Pause before buying 2nd house- how about MFs?

Pause before buying 2nd house- how about MFs?


I live in Mumbai. I bought a house in Chembur in 2009 for the very first time in a residential apartment complex. My husband and I live in the house and thankfully we don’t have any other real estate investments.

Thankfully I say? What do I mean? Recently, we residents got together and decided it was high time that we should form a Housing Society which we did inspite of non-cooperation from the builder. Since then I was involved actively as a volunteer in the housing society affairs and it has been a revelation.

So here are the top reasons why you may consider investing your hard earned money into mutual funds instead of purchasing a second or third residential property as investment. 

  • Over the past few decades, real estate saw a big boom in most urban cities in India but the year-on-year sharp increase in prices has also led to the absolute value of property going up. This should lead to slowdown in future growth as affordability decreases and investors reduce their number of purchases. 
  • When buying the house have you examined the building structure? If it’s a relatively new building have you checked the quality of construction, the quality of important machinery like lifts and power backup, when painting was done, whether fire equipment are in place for an eventuality like fire, whether the building has good water supply, its own borewell etc?

If an old construction then have you checked whether a housing society is in place, whether there is any dispute between the housing society and the builder. Has there been any unauthorised construction by other residents which can weaken the building structure and impact your flat as well? 

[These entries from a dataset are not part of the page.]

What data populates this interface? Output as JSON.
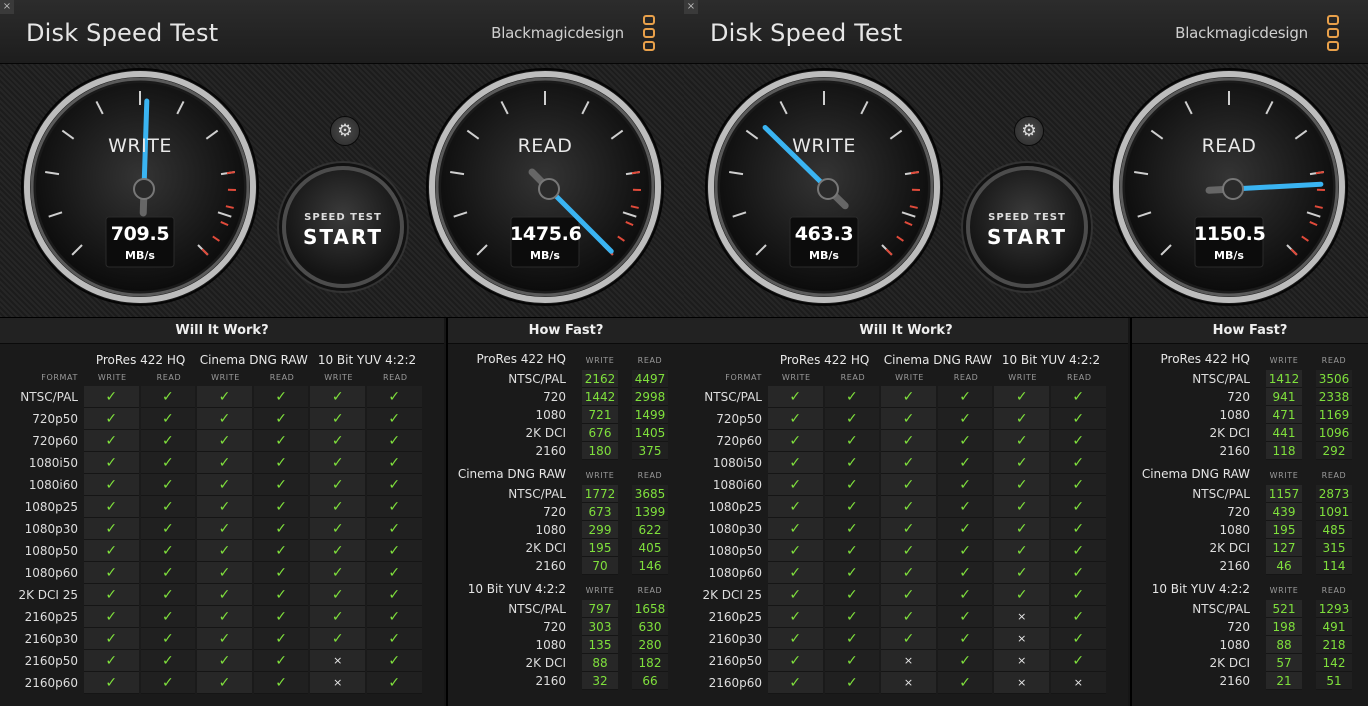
{
  "apps": [
    {
      "title": "Disk Speed Test",
      "brand": "Blackmagicdesign",
      "close": "×",
      "gear": "⚙",
      "start_top": "SPEED TEST",
      "start_main": "START",
      "write": {
        "label": "WRITE",
        "value": "709.5",
        "unit": "MB/s",
        "speed": 709.5
      },
      "read": {
        "label": "READ",
        "value": "1475.6",
        "unit": "MB/s",
        "speed": 1475.6
      },
      "will_it_work": {
        "title": "Will It Work?",
        "format_header": "FORMAT",
        "groups": [
          "ProRes 422 HQ",
          "Cinema DNG RAW",
          "10 Bit YUV 4:2:2"
        ],
        "sub": [
          "WRITE",
          "READ"
        ],
        "rows": [
          {
            "format": "NTSC/PAL",
            "cells": [
              1,
              1,
              1,
              1,
              1,
              1
            ]
          },
          {
            "format": "720p50",
            "cells": [
              1,
              1,
              1,
              1,
              1,
              1
            ]
          },
          {
            "format": "720p60",
            "cells": [
              1,
              1,
              1,
              1,
              1,
              1
            ]
          },
          {
            "format": "1080i50",
            "cells": [
              1,
              1,
              1,
              1,
              1,
              1
            ]
          },
          {
            "format": "1080i60",
            "cells": [
              1,
              1,
              1,
              1,
              1,
              1
            ]
          },
          {
            "format": "1080p25",
            "cells": [
              1,
              1,
              1,
              1,
              1,
              1
            ]
          },
          {
            "format": "1080p30",
            "cells": [
              1,
              1,
              1,
              1,
              1,
              1
            ]
          },
          {
            "format": "1080p50",
            "cells": [
              1,
              1,
              1,
              1,
              1,
              1
            ]
          },
          {
            "format": "1080p60",
            "cells": [
              1,
              1,
              1,
              1,
              1,
              1
            ]
          },
          {
            "format": "2K DCI 25",
            "cells": [
              1,
              1,
              1,
              1,
              1,
              1
            ]
          },
          {
            "format": "2160p25",
            "cells": [
              1,
              1,
              1,
              1,
              1,
              1
            ]
          },
          {
            "format": "2160p30",
            "cells": [
              1,
              1,
              1,
              1,
              1,
              1
            ]
          },
          {
            "format": "2160p50",
            "cells": [
              1,
              1,
              1,
              1,
              0,
              1
            ]
          },
          {
            "format": "2160p60",
            "cells": [
              1,
              1,
              1,
              1,
              0,
              1
            ]
          }
        ]
      },
      "how_fast": {
        "title": "How Fast?",
        "sub": [
          "WRITE",
          "READ"
        ],
        "groups": [
          {
            "name": "ProRes 422 HQ",
            "rows": [
              {
                "label": "NTSC/PAL",
                "write": "2162",
                "read": "4497"
              },
              {
                "label": "720",
                "write": "1442",
                "read": "2998"
              },
              {
                "label": "1080",
                "write": "721",
                "read": "1499"
              },
              {
                "label": "2K DCI",
                "write": "676",
                "read": "1405"
              },
              {
                "label": "2160",
                "write": "180",
                "read": "375"
              }
            ]
          },
          {
            "name": "Cinema DNG RAW",
            "rows": [
              {
                "label": "NTSC/PAL",
                "write": "1772",
                "read": "3685"
              },
              {
                "label": "720",
                "write": "673",
                "read": "1399"
              },
              {
                "label": "1080",
                "write": "299",
                "read": "622"
              },
              {
                "label": "2K DCI",
                "write": "195",
                "read": "405"
              },
              {
                "label": "2160",
                "write": "70",
                "read": "146"
              }
            ]
          },
          {
            "name": "10 Bit YUV 4:2:2",
            "rows": [
              {
                "label": "NTSC/PAL",
                "write": "797",
                "read": "1658"
              },
              {
                "label": "720",
                "write": "303",
                "read": "630"
              },
              {
                "label": "1080",
                "write": "135",
                "read": "280"
              },
              {
                "label": "2K DCI",
                "write": "88",
                "read": "182"
              },
              {
                "label": "2160",
                "write": "32",
                "read": "66"
              }
            ]
          }
        ]
      }
    },
    {
      "title": "Disk Speed Test",
      "brand": "Blackmagicdesign",
      "close": "×",
      "gear": "⚙",
      "start_top": "SPEED TEST",
      "start_main": "START",
      "write": {
        "label": "WRITE",
        "value": "463.3",
        "unit": "MB/s",
        "speed": 463.3
      },
      "read": {
        "label": "READ",
        "value": "1150.5",
        "unit": "MB/s",
        "speed": 1150.5
      },
      "will_it_work": {
        "title": "Will It Work?",
        "format_header": "FORMAT",
        "groups": [
          "ProRes 422 HQ",
          "Cinema DNG RAW",
          "10 Bit YUV 4:2:2"
        ],
        "sub": [
          "WRITE",
          "READ"
        ],
        "rows": [
          {
            "format": "NTSC/PAL",
            "cells": [
              1,
              1,
              1,
              1,
              1,
              1
            ]
          },
          {
            "format": "720p50",
            "cells": [
              1,
              1,
              1,
              1,
              1,
              1
            ]
          },
          {
            "format": "720p60",
            "cells": [
              1,
              1,
              1,
              1,
              1,
              1
            ]
          },
          {
            "format": "1080i50",
            "cells": [
              1,
              1,
              1,
              1,
              1,
              1
            ]
          },
          {
            "format": "1080i60",
            "cells": [
              1,
              1,
              1,
              1,
              1,
              1
            ]
          },
          {
            "format": "1080p25",
            "cells": [
              1,
              1,
              1,
              1,
              1,
              1
            ]
          },
          {
            "format": "1080p30",
            "cells": [
              1,
              1,
              1,
              1,
              1,
              1
            ]
          },
          {
            "format": "1080p50",
            "cells": [
              1,
              1,
              1,
              1,
              1,
              1
            ]
          },
          {
            "format": "1080p60",
            "cells": [
              1,
              1,
              1,
              1,
              1,
              1
            ]
          },
          {
            "format": "2K DCI 25",
            "cells": [
              1,
              1,
              1,
              1,
              1,
              1
            ]
          },
          {
            "format": "2160p25",
            "cells": [
              1,
              1,
              1,
              1,
              0,
              1
            ]
          },
          {
            "format": "2160p30",
            "cells": [
              1,
              1,
              1,
              1,
              0,
              1
            ]
          },
          {
            "format": "2160p50",
            "cells": [
              1,
              1,
              0,
              1,
              0,
              1
            ]
          },
          {
            "format": "2160p60",
            "cells": [
              1,
              1,
              0,
              1,
              0,
              0
            ]
          }
        ]
      },
      "how_fast": {
        "title": "How Fast?",
        "sub": [
          "WRITE",
          "READ"
        ],
        "groups": [
          {
            "name": "ProRes 422 HQ",
            "rows": [
              {
                "label": "NTSC/PAL",
                "write": "1412",
                "read": "3506"
              },
              {
                "label": "720",
                "write": "941",
                "read": "2338"
              },
              {
                "label": "1080",
                "write": "471",
                "read": "1169"
              },
              {
                "label": "2K DCI",
                "write": "441",
                "read": "1096"
              },
              {
                "label": "2160",
                "write": "118",
                "read": "292"
              }
            ]
          },
          {
            "name": "Cinema DNG RAW",
            "rows": [
              {
                "label": "NTSC/PAL",
                "write": "1157",
                "read": "2873"
              },
              {
                "label": "720",
                "write": "439",
                "read": "1091"
              },
              {
                "label": "1080",
                "write": "195",
                "read": "485"
              },
              {
                "label": "2K DCI",
                "write": "127",
                "read": "315"
              },
              {
                "label": "2160",
                "write": "46",
                "read": "114"
              }
            ]
          },
          {
            "name": "10 Bit YUV 4:2:2",
            "rows": [
              {
                "label": "NTSC/PAL",
                "write": "521",
                "read": "1293"
              },
              {
                "label": "720",
                "write": "198",
                "read": "491"
              },
              {
                "label": "1080",
                "write": "88",
                "read": "218"
              },
              {
                "label": "2K DCI",
                "write": "57",
                "read": "142"
              },
              {
                "label": "2160",
                "write": "21",
                "read": "51"
              }
            ]
          }
        ]
      }
    }
  ],
  "glyphs": {
    "check": "✓",
    "cross": "×"
  },
  "colors": {
    "accent": "#3ab4f2",
    "ok": "#7fe03c",
    "redline": "#e04a3a",
    "logo": "#e8a04a"
  }
}
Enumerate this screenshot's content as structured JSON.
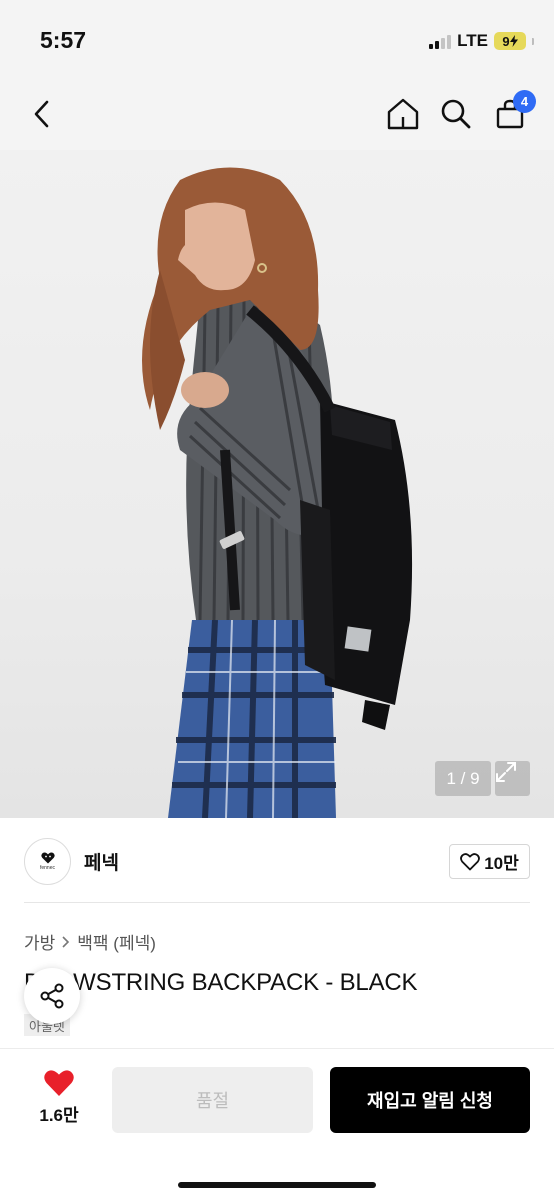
{
  "status_bar": {
    "time": "5:57",
    "network": "LTE",
    "battery": "9"
  },
  "nav": {
    "cart_count": "4"
  },
  "gallery": {
    "counter": "1 / 9"
  },
  "brand": {
    "name": "페넥",
    "logo_text": "fennec",
    "likes": "10만"
  },
  "breadcrumb": {
    "category": "가방",
    "subcategory": "백팩 (페넥)"
  },
  "product": {
    "title": "DRAWSTRING BACKPACK - BLACK",
    "sub_label": "아울렛"
  },
  "bottom_bar": {
    "like_count": "1.6만",
    "soldout_label": "품절",
    "restock_label": "재입고 알림 신청"
  },
  "colors": {
    "accent_badge": "#2f6bf5",
    "heart": "#e8202a",
    "primary_button": "#000000"
  }
}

  • A residential property is an illiquid asset where you may not get a good value in reasonable quick time even if you have taken a decision to sell at the right time. Unlike a financial asset like a mutual fund which can be redeemed any day and money would come to your bank in few days, real estate assets take months to be sold. There can be further complications if for some reason you have dispute with the housing society and the society decides to not give NOC (No Objection Certificate) until such time that it’s resolved, and this therefore can further delay sale. If the society is not formed, then the builder may charge very high transfer fees for giving NoC when you wish to sell a flat. As opposed to a housing society, which may charge NOC fees in the range of Rs 25,000 to Rs 50,000, the builder can charge a substantially higher amount.
  • Further when you need some money, you have to sell the entire property even if you don’t need the full corpus unlike investments in MFs which can be redeemed partially based on requirement only. 
  • part from the capital appreciation that a residential property is expected to accrue over a period of time one of the common reasons for buying a second flat is for regular cash flows in terms of the rental value it can fetch. We also call this the Gross rental yield. However, what would be pertinent to look at is the Net Rental Yield (net of expenses to maintain the property). The expenses would primarily be monthly maintenance costs, annual property tax payment and other repair and upkeep costs needed to maintain the apartment in good condition. There is also significant time and energy spent in supervising tenants, handling paperwork related to rental agreements (registration is required to be done), interacting with the housing society in terms of attending meetings and keeping an active track of the affairs of the society (adds to the burden given that you are staying elsewhere and not in the society itself). 

One can alternatively consider investing in the dividend option or SWP (Systematic Withdrawal Plan) facility of a mutual fund which can meet your requirement for regular cash flows. 

It is also pertinent to note that mutual funds invest investors’ money in equity and debt markets and such investments are not free from various market related risks. 

Some of the benefits that mutual funds offer:

  • Mutual Fund schemes are managed by professional fund managers who are subject matter experts 
  • One can avoid concentration risk since your investment in a MF scheme provides exposure to larger number of securities in the scheme’s portfolio  
  • Multiple schemes offered by fund houses enable switching money from one to the other to ensure that money remains invested in that scheme which is most suitable to the current market conditions
  • Transparency and ease of computing value of my portfolio since the NAVs are declared and available in public domain on a daily basis
  • Ease of liquidity (no lock in / minimum tenor)

Considering the pros and cons, though risks do exist in investing in a real estate as well as in mutual funds, in my view, as an investor you may consider investing in MFs over that second house purchase.

(The writer is Head – Fixed Income at Principal Mutual Fund)